In this article we will discuss DNS Message Format, will make brief discussion on DNS Message Format, In last article we discuss about Domain Name Service.
The DNS server stores different types of resource records used to resolve names. These records contain the name, address, and type of record. Some of these record types are:
A – An end device IPv4 address
NS – An authoritative name server
AAAA – An end device IPv6 address (pronounced quad-A)
MX – A mail exchange record
When a client makes a query, the server’s DNS process first looks at its own records to resolve the name. If it is unable to resolve the name using its stored records, it contacts other servers to resolve the name. After a match is found and returned to the original requesting server, the server temporarily stores the numbered address in the event that the same name is requested again.
Depending of the request, the 4 sections contain various RR, some required, some optional…
Question count equals to 1 in general, but could be 0 or >1 in very special cases
Response section contains the matching RRset w.r.t the question
Authority section contains NS record for Authoritative zone servers. Sometime it also contains the SOA record.
Additional contains any additional useful information. For instance Address Records (A, AAAA) for host names used in previous sections (Glue,…)
For an iterative response (RD=0 or RA=0),
Response section is empty in general,
Authority section contains NS records describing “a better zone server” for next iteration. (Worst case is root zone)
Additional section contains if known addresses for servers described in authority section.
For a positive recursive response (RD=RA=1, Rcode=NOERROR, Response-Count>0),
Response contains the searched RRset
Authority contains the authoritative zone name for the response and the zone servers.
For a negative recursive response (RD=RA=1, NXDOMAIN or NO DATA),
Response section is empty.
Authority section contains an SOA record with the Negative Cache TTL as parameter
The DNS Client service on Windows PCs also stores previously resolved names in memory.

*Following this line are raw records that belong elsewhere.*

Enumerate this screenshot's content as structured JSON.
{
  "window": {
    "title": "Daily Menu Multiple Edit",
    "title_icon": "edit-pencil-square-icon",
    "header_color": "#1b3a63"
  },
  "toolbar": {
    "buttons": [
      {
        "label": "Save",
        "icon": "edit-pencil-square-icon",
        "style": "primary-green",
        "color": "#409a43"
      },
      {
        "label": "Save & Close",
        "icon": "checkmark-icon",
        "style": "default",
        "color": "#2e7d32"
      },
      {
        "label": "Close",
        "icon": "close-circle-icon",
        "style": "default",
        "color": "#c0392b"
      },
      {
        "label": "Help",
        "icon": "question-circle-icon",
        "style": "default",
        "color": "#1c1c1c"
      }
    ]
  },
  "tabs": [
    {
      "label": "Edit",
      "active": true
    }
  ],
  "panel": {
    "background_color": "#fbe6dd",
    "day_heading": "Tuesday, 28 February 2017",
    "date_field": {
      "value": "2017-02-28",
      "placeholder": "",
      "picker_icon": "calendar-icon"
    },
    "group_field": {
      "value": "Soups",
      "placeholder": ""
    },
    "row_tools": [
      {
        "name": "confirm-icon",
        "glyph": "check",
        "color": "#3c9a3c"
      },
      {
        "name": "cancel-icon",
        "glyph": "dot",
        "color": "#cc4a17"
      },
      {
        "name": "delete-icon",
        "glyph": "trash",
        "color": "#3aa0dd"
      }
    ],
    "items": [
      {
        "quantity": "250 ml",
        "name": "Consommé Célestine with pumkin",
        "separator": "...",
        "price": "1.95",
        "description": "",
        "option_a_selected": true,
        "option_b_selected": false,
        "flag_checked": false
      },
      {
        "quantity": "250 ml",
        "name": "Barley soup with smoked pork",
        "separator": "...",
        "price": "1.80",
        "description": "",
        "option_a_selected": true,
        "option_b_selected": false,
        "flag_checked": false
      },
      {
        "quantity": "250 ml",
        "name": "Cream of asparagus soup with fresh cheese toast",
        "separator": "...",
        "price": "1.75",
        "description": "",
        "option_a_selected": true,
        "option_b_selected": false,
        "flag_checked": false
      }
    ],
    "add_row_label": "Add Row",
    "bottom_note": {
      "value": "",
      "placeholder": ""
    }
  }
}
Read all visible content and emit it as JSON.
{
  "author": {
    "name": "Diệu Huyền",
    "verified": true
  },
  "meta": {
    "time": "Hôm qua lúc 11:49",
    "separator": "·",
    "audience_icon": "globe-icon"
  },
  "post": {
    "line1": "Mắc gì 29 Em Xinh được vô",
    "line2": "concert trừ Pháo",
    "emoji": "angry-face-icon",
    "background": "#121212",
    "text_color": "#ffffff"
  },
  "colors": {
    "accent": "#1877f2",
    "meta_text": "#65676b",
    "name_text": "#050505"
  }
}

The ipconfig /displaydns command displays all of the cached DNS entries.